== TASK OBJECTIVE ==
Some lines in the entries contain the word "Navigation". Copy all of them.

== TASK INPUT ==
*** Begin section ***
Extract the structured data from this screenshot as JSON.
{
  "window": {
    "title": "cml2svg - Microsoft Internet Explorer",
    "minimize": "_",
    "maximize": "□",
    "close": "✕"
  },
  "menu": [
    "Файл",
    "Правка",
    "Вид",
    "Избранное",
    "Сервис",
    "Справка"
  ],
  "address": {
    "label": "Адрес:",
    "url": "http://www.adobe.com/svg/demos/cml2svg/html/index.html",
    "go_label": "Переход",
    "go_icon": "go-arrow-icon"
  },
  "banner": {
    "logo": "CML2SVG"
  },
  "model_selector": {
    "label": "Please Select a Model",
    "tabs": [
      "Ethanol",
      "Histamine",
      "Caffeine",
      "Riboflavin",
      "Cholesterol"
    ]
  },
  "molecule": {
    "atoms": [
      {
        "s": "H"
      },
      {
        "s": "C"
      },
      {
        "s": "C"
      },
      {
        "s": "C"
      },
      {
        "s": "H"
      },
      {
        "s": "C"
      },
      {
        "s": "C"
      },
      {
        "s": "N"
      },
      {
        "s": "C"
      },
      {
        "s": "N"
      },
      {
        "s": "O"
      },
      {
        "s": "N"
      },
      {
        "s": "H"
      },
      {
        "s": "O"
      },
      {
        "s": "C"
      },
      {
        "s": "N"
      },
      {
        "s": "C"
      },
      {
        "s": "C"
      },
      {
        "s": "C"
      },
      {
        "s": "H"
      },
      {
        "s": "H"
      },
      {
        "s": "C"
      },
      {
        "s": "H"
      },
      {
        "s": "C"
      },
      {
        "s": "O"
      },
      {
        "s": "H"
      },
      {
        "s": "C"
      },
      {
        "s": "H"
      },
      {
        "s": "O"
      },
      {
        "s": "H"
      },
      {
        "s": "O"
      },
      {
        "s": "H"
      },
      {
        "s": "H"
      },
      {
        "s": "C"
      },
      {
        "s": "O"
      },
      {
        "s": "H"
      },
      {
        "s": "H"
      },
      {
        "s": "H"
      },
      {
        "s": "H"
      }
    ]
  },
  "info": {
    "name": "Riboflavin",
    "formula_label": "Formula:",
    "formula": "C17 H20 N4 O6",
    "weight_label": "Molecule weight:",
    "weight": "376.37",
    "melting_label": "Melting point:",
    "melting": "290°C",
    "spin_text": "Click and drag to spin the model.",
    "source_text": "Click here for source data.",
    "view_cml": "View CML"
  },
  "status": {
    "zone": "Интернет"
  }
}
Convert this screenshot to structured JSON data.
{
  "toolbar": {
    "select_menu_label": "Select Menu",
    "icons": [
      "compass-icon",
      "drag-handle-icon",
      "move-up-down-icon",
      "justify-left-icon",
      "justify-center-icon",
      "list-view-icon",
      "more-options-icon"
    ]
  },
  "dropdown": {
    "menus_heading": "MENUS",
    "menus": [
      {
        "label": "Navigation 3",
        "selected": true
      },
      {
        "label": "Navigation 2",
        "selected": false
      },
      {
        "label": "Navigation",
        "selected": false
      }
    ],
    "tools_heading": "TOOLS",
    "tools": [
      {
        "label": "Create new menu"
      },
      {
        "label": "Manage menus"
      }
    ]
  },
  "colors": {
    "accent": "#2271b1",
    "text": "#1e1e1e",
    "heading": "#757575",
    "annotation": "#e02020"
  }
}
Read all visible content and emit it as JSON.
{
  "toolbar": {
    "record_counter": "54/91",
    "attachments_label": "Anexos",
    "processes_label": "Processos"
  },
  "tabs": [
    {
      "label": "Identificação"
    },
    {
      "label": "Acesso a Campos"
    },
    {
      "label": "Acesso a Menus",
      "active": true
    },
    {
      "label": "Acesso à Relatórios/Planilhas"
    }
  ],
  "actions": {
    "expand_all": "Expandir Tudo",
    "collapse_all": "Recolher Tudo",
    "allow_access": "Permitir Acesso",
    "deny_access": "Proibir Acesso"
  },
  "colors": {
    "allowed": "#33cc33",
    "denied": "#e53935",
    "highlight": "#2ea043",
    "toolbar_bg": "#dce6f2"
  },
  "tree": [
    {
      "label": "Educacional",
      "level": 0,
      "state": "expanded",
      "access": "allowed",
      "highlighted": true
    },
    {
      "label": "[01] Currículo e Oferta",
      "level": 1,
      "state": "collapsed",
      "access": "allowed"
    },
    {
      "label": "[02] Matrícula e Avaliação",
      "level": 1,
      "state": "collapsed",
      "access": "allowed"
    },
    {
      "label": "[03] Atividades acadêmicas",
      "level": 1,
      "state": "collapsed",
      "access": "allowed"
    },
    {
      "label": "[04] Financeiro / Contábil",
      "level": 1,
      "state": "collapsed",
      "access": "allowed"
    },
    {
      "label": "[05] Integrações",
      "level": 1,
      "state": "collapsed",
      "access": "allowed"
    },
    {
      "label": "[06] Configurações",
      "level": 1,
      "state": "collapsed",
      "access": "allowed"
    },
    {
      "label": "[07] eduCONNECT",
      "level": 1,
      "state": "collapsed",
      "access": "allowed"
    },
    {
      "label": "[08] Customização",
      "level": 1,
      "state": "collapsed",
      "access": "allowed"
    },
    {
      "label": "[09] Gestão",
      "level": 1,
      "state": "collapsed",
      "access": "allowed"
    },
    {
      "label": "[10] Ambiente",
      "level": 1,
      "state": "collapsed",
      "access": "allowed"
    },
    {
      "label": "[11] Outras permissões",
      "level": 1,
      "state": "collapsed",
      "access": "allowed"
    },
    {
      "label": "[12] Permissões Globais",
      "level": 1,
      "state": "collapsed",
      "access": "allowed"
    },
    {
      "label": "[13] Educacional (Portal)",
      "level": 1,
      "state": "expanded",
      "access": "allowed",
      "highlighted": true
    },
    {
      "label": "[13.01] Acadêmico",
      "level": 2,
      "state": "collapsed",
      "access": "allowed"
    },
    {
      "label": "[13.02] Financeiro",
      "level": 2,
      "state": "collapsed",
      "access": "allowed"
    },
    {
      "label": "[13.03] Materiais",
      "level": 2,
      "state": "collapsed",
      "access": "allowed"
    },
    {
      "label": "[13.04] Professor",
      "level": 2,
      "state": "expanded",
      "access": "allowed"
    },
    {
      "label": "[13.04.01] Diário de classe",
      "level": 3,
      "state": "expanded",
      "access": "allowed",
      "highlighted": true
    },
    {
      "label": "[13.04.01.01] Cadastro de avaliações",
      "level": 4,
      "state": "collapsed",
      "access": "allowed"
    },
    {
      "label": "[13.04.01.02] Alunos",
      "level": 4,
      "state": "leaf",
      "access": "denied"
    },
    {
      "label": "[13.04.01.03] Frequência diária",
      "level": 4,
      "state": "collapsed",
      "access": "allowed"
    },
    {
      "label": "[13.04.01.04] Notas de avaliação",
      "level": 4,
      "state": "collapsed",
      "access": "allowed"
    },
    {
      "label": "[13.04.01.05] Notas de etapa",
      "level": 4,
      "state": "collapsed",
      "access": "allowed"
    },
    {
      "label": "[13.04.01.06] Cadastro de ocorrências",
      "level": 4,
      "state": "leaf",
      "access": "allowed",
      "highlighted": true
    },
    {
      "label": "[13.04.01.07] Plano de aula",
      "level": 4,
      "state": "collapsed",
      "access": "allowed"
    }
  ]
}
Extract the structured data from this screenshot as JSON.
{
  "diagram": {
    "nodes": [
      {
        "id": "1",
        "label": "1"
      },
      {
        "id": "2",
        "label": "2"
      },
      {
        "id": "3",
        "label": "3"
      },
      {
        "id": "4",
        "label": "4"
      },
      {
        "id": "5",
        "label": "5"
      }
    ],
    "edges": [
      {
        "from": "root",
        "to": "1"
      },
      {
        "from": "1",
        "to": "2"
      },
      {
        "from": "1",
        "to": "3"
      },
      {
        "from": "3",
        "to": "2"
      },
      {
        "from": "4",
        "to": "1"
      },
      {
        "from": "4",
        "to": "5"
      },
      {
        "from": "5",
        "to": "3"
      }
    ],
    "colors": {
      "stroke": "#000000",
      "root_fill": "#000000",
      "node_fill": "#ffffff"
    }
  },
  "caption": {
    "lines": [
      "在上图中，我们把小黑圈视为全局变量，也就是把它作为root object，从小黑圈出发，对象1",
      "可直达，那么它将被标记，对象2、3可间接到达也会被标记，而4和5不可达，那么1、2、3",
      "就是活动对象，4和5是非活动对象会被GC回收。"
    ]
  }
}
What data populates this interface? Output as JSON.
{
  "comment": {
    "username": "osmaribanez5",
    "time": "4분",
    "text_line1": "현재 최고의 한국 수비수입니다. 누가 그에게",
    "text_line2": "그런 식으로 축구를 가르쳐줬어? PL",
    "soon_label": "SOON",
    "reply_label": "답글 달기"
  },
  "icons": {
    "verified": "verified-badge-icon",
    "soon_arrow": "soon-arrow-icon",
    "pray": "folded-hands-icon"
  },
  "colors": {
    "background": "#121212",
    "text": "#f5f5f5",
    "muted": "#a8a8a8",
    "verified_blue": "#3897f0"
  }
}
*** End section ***
== REPLY TO THE EXERCISE ==
        "label": "Navigation 3",
        "label": "Navigation 2",
        "label": "Navigation",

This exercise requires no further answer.